═══ Data for processing
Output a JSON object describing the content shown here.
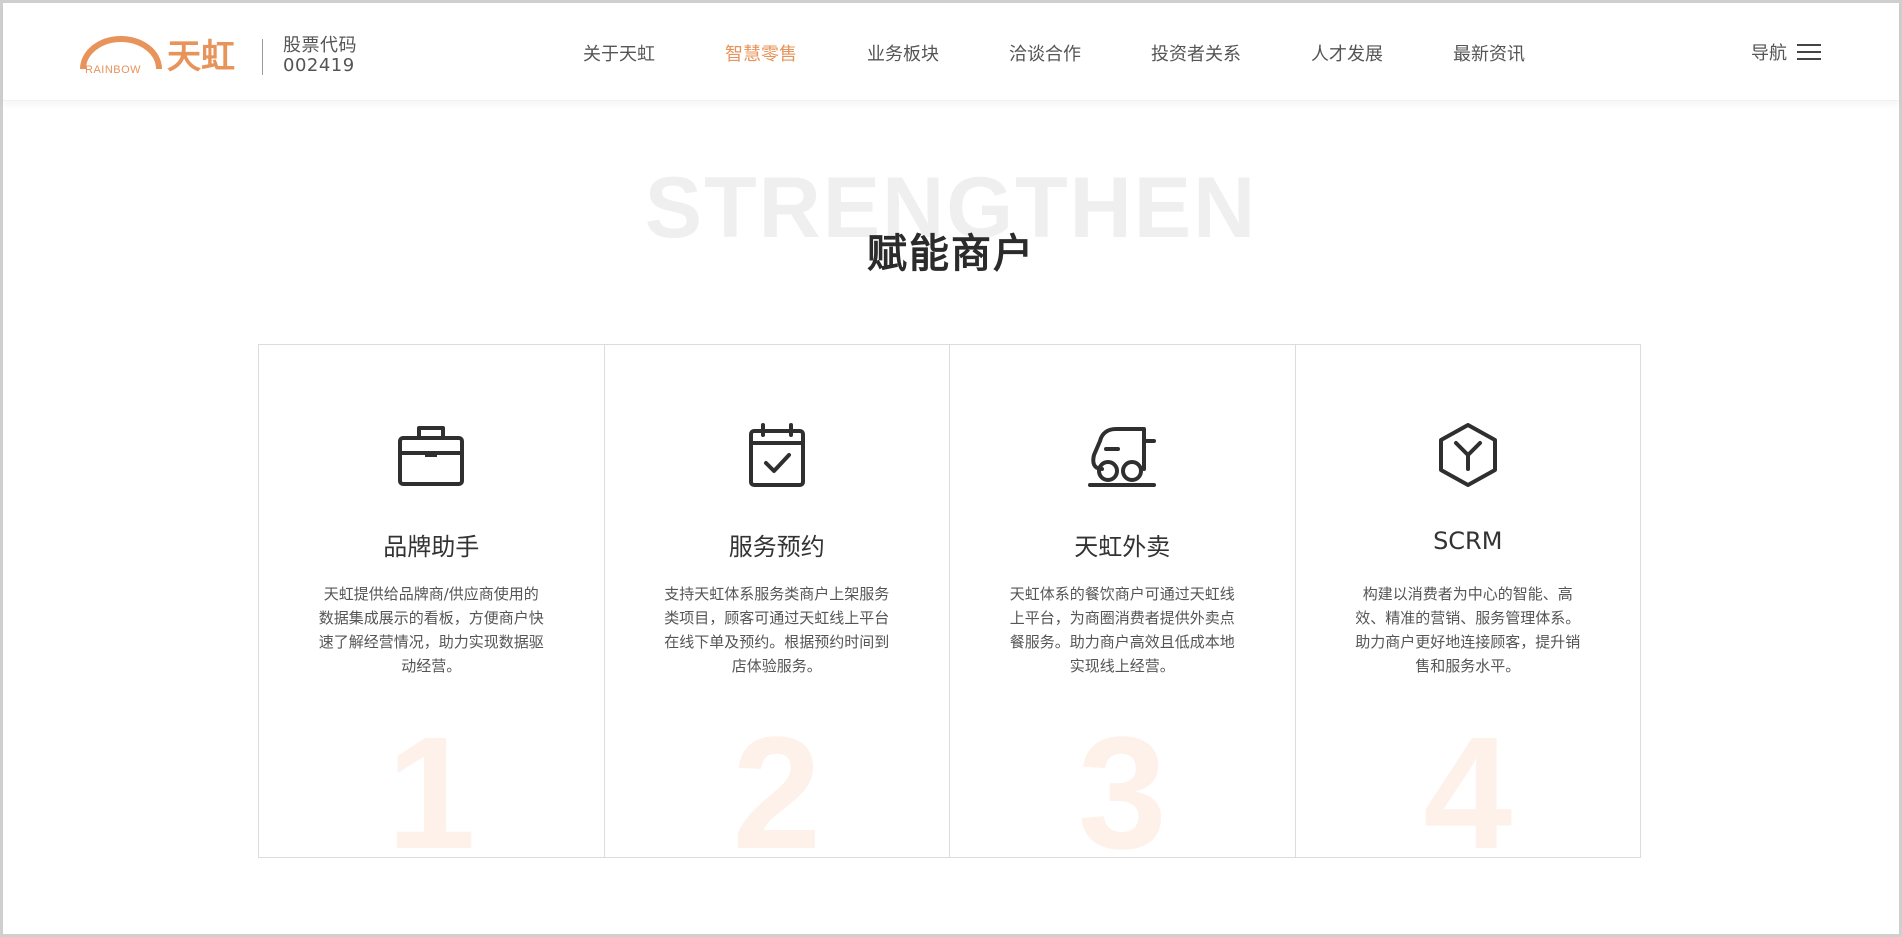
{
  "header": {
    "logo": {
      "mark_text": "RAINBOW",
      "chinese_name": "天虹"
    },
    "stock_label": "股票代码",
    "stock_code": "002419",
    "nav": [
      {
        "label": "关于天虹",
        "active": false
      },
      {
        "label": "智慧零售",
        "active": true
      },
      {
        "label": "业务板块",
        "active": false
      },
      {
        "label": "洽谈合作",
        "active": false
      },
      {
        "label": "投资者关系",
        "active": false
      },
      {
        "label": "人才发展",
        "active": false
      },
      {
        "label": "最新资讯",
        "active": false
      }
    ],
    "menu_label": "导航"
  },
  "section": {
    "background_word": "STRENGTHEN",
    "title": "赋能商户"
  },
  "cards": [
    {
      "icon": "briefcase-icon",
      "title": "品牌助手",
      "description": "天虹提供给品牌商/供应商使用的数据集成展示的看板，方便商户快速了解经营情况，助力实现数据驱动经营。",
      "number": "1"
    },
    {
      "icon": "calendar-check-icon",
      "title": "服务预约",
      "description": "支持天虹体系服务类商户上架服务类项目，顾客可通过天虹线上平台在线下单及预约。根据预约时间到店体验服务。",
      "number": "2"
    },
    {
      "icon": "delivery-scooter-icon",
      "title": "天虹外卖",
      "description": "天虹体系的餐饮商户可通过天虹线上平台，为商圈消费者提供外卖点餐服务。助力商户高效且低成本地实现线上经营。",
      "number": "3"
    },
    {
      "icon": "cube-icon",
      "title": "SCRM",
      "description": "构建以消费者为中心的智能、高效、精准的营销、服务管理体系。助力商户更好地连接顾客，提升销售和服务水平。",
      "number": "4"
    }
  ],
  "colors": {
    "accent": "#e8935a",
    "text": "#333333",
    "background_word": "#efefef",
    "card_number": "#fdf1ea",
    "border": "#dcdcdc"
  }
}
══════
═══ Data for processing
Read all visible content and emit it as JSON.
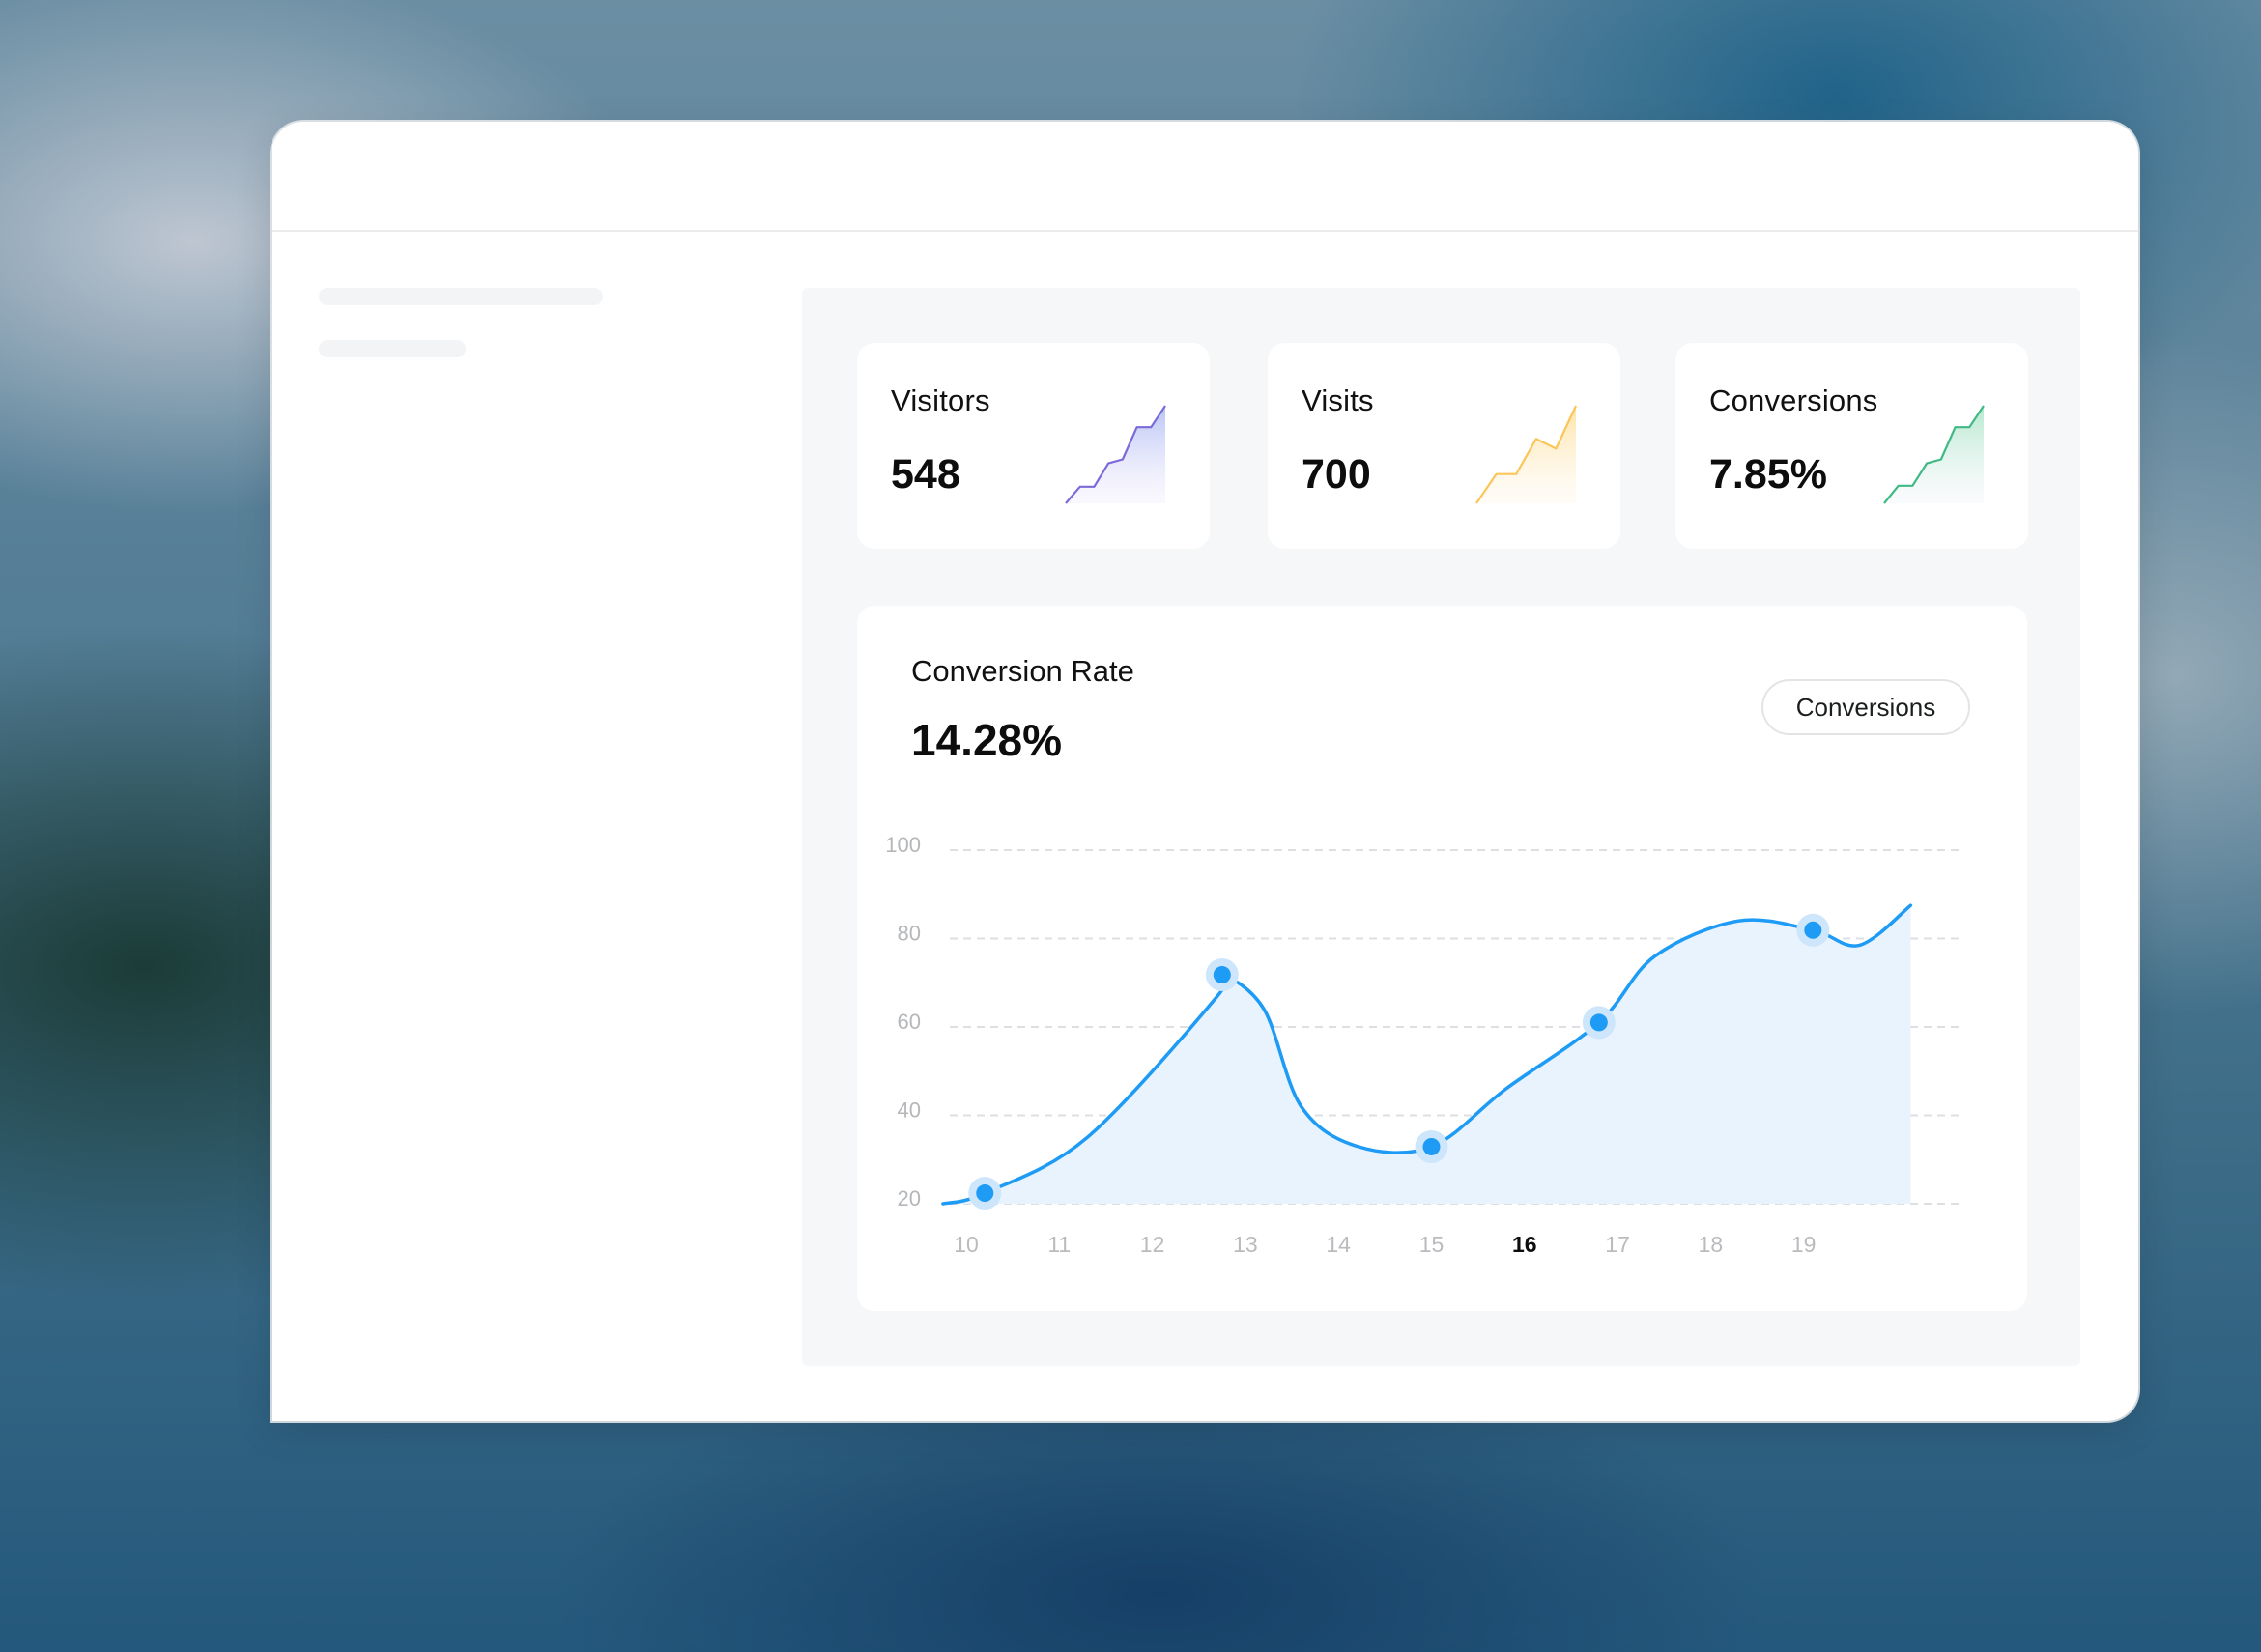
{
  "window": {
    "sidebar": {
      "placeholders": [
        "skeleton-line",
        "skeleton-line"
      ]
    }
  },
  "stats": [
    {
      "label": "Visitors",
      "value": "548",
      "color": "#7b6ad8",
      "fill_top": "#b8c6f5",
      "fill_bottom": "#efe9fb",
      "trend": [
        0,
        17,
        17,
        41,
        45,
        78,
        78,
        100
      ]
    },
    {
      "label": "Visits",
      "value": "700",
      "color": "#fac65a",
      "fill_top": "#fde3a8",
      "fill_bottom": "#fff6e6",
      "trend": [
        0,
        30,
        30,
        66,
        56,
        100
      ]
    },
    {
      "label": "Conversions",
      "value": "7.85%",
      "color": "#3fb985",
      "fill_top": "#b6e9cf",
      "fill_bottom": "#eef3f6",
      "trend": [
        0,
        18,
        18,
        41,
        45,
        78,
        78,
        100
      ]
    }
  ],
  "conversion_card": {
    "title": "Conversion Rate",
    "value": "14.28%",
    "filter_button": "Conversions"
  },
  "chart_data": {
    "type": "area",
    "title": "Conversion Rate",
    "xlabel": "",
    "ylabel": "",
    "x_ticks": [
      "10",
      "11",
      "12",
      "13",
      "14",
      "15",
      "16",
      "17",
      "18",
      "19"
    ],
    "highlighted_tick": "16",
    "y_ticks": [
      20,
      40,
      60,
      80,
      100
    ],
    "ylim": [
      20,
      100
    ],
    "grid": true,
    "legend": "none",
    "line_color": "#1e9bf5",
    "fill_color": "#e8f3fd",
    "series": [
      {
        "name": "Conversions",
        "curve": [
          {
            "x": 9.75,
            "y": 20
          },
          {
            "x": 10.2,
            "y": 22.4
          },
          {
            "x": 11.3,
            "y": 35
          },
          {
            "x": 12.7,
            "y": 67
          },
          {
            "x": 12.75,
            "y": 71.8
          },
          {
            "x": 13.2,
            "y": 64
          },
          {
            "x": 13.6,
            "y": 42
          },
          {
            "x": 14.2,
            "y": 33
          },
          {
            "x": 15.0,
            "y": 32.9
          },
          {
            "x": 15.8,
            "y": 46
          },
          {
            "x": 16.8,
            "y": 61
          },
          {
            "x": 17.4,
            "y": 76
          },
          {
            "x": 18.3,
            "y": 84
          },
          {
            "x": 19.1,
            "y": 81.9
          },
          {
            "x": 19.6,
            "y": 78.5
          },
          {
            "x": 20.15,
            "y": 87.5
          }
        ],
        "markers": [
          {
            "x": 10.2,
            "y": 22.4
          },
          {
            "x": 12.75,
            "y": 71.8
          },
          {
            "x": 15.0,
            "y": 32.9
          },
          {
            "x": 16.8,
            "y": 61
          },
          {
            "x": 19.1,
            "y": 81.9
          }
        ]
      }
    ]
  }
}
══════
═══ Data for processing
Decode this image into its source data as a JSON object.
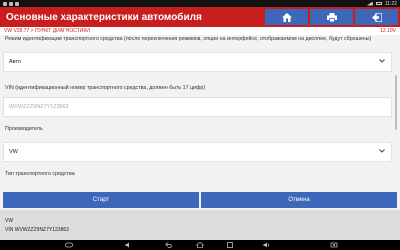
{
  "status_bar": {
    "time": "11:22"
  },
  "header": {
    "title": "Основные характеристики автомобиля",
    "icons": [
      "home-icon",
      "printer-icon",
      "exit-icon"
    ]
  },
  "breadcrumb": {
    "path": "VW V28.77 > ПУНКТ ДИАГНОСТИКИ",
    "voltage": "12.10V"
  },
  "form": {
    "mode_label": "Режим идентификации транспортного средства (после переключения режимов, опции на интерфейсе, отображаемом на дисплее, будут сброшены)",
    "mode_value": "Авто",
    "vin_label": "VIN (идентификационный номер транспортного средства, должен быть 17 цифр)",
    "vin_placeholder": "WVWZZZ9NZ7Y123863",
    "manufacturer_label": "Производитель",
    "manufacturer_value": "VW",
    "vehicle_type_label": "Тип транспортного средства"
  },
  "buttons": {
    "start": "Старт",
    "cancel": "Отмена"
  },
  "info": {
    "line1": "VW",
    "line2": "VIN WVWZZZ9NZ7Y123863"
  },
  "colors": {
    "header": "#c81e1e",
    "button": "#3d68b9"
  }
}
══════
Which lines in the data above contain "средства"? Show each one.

• _The completed task_:
    "mode_label": "Режим идентификации транспортного средства (после переключения режимов, опции на интерфейсе, отображаемом на дисплее, будут сброшены)",
    "vin_label": "VIN (идентификационный номер транспортного средства, должен быть 17 цифр)",
    "vehicle_type_label": "Тип транспортного средства"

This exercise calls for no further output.